Applications of smart solutions to agriculture key to achieving food sufficiency – Bawumia

By Rex Mainoo Yeboah, ISD || contributor
Agriculture Applications of smart solutions to agriculture key to achieving food sufficiency – Bawumia

The government’s interventions and programmes initiated in the agriculture sector since 2017 continue to yield significantly positive results.

Speaking at the 39th National Farmers’ Day held at Tarkwa in the Western Region last Friday, Vice President Dr Mahamudu Bawumia said Ghana’s experience on the agriculture front in the past six years demonstrates the government's commitment to transforming the sector for accelerated development, with demonstrable results.

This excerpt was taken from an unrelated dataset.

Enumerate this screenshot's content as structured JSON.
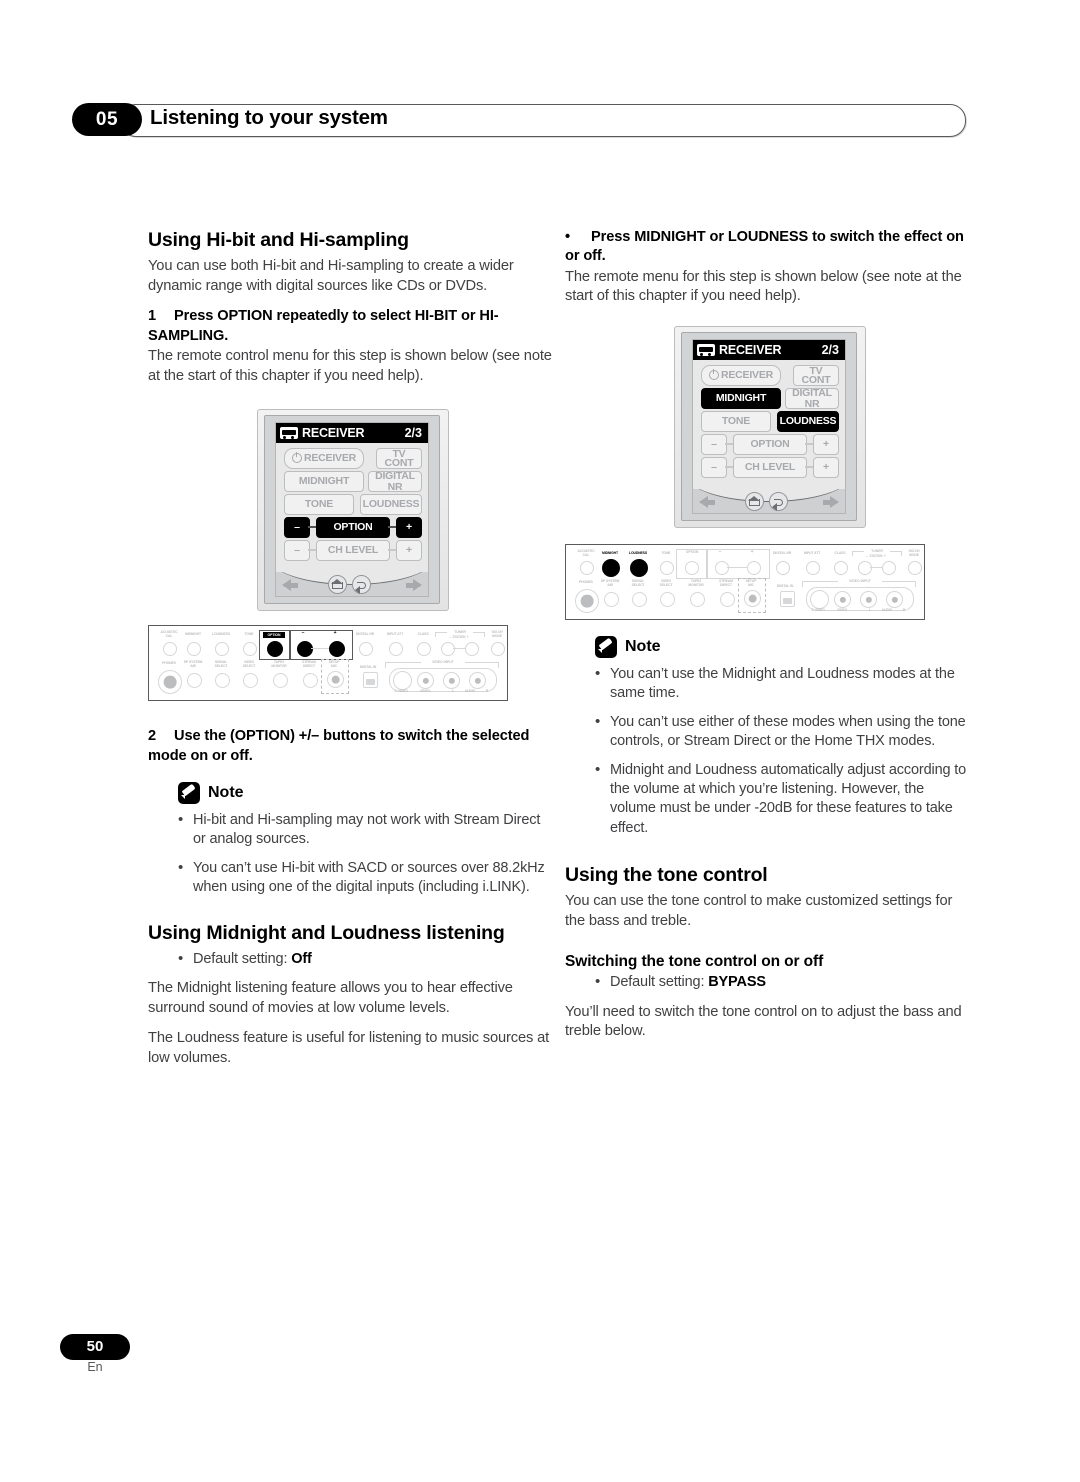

“These efforts have yielded notable success through the flagship programme, Planting for Food and Jobs (PFJ), initiated in 2017. For example, from a baseline growth of 2.9% in 2016, the agricultural sector recorded an average growth rate of 6% from 2017 to 2022. This significant increase in growth rate enhanced food security, increased job opportunities across the agricultural value chain and supported emerging industries with raw materials, among others.

“The programme resulted in significant increases in productivity of some staples. Yields for maize production increased from 1.8 metric tonnes per hectare in 2016 to 3.3 metric tonnes per hectare in 2022. That for rice increased from 2.9 metric tonnes to 4.5 metric tonnes per hectare during the same period,” he underscored.

To reinforce these gains and further expand the reach of these interventions, the government in August 2023 launched Planting for Food and Jobs 2.0 with clear objectives.

“The PFJ 2.0 programme holds a lot of promise for the food and agricultural sector given the valuable lessons learnt from the past. It is a five-year strategic intervention that marks a major shift from the input subsidy programme to a smart input credit system. The programme is designed to deliver smart solutions to catalyse growth and transform the food and agricultural sector.

“We have set ourselves ambitious but achievable targets for every year of the five years of the programme. For example, we expect to increase our self-sufficiency of rice from the current level of 48% in 2022 to 72% by 2025 and 106% by 2028; and for poultry from 5% in 2022 to 22% by 2025 and 111% by 2028. We strongly believe that by design the PFJ 2.0 will create greater awareness about Ghana’s agriculture and attract the needed investment from both domestic and international investors.

Reiterating his call for the adoption of improved scientific methods, technology, digitalisation, Big Data and the Internet of Things, Vice President Bawumia emphasised that farmers and fishers need to embrace and adopt new methods of food production.

“In the 21st century, technology abounds and can be accessed easily. There is therefore no excuse to continue with farm methods and practices that militate against the achievements of sustainable food security and resilient food systems.

“Some of these smart technologies adopted in our agricultural system include development and dissemination of improved climate-smart crop varieties and animal breeds, design and application of efficient irrigation systems with solar systems and adoption of conservation agriculture,” he noted.

Dr Bawumia also said the use of climate information services for improved weather forecasting, application of precision agriculture with the use of drones, soil test kits to inform appropriate use of soil nutrients, improved market information and use of digital platforms for trading and improved storage systems and technologies to reduce post-harvest losses and increase value addition.

“We will continue to scale up the adoption of these technologies and the introduction of new ones that become available,” he pledged.

Giving an overview of the various interventions being implemented by his Ministry, the Minister for Food and Agriculture, Dr Brian Acheampong, was confident that Ghana would be less reliant on the rest of the world for her food very shortly.

“Planting for Food and Jobs 2.0 is a five-year integrated and comprehensive programme designed to meet our food needs as a nation and I am confident that in five years, which is 2028, Ghana will be food-sufficient and resilient. The government will continue to do its part and provide the necessary resources for this success. For instance, in 2024, the government is seeking to provide GHC10 billion for the agriculture sector,” he disclosed.

Fifteen farmers and fishers were honoured at the National Farmers Day Awards with Madam Charity Akortia from the Agona West District of the Central Region walking away with GHC 1 million as her prize after she was adjudged the National Best Farmer for 2023. She takes over from Nana Yaw Sarpong Siriboe I, Akyempimhene of the Juaben Traditional Area, who was the 3rd youngest winner of the Award since its inception.